═════ Entries shown ═════

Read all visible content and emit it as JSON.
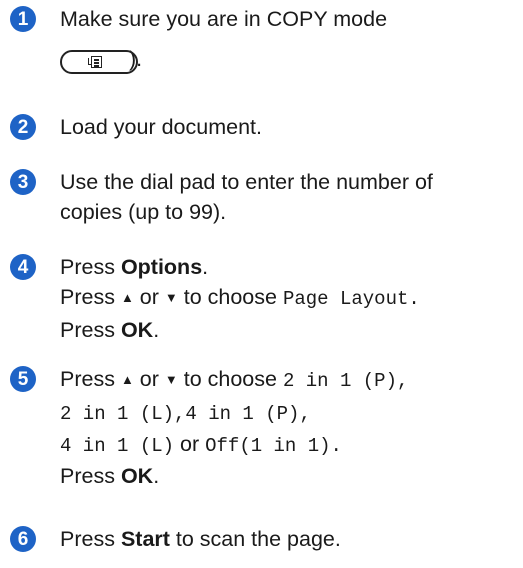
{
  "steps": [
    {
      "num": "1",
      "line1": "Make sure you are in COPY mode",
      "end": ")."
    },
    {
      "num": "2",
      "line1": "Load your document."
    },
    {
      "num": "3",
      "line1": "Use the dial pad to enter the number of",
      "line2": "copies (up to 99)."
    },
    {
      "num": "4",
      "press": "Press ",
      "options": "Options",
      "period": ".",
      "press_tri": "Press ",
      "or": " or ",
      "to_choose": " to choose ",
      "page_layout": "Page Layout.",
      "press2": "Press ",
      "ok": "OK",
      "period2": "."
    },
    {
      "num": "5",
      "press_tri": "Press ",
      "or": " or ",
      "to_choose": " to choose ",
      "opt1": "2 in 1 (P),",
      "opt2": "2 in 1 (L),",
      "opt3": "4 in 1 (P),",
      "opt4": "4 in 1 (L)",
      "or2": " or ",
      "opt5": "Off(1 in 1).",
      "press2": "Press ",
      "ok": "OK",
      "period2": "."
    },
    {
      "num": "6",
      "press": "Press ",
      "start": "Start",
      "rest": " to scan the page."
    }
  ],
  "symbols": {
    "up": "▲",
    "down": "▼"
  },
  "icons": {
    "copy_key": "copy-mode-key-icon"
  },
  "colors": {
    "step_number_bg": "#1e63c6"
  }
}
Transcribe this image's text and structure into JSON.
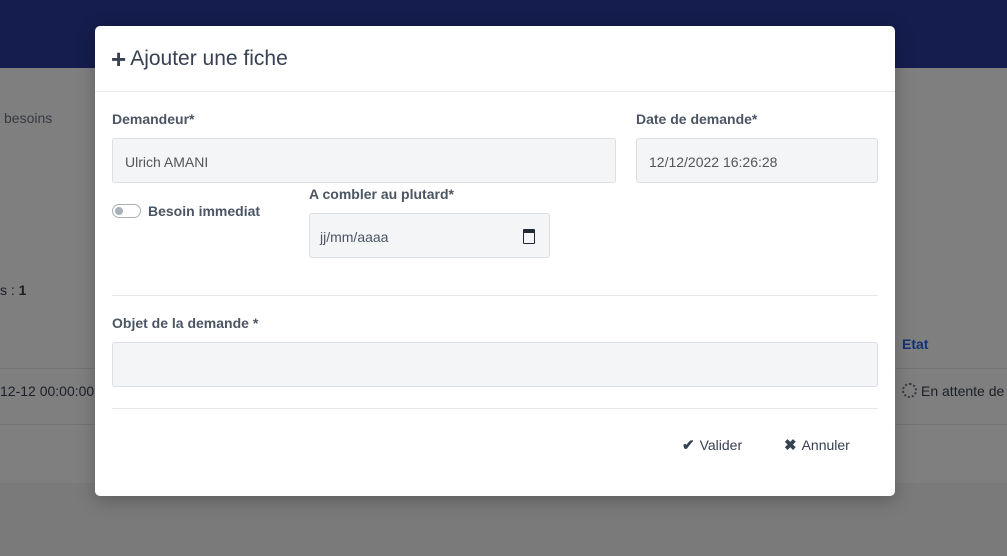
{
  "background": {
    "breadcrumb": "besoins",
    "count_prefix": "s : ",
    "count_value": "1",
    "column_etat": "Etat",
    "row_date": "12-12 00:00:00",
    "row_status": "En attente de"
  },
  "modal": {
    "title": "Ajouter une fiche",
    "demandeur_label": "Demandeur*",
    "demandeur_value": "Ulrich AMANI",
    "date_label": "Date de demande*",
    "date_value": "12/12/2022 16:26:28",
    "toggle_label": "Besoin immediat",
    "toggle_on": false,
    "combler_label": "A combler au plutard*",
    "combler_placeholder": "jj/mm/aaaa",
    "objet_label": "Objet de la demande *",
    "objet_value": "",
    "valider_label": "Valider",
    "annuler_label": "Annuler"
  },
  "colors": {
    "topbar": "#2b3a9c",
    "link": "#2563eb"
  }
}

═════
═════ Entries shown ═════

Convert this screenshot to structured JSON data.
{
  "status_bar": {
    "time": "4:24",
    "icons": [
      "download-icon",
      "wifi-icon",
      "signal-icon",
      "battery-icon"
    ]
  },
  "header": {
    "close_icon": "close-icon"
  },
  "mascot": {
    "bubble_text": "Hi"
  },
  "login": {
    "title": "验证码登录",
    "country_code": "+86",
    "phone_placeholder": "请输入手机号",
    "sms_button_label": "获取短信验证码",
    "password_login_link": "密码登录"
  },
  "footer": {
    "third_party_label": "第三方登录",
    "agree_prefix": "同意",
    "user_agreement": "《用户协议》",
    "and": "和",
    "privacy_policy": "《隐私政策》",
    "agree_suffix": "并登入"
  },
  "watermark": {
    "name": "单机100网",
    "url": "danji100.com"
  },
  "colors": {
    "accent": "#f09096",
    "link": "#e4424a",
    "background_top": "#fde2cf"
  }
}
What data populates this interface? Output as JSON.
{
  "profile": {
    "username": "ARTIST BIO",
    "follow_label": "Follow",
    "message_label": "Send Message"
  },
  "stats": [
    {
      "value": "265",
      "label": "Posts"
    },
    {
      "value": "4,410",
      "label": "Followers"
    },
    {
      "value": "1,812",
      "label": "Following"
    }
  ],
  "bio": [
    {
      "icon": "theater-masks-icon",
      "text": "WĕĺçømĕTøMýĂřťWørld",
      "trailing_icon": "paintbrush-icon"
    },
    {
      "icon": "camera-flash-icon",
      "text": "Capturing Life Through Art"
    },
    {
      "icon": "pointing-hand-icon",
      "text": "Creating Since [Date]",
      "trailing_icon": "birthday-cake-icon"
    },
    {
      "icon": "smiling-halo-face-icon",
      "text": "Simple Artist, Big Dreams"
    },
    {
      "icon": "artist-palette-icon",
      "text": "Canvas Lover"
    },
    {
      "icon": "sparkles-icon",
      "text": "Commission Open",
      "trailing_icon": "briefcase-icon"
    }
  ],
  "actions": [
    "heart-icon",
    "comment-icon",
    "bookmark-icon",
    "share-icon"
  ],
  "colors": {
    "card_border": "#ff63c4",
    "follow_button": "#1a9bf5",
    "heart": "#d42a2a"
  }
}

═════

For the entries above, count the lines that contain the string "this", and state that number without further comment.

Result: 3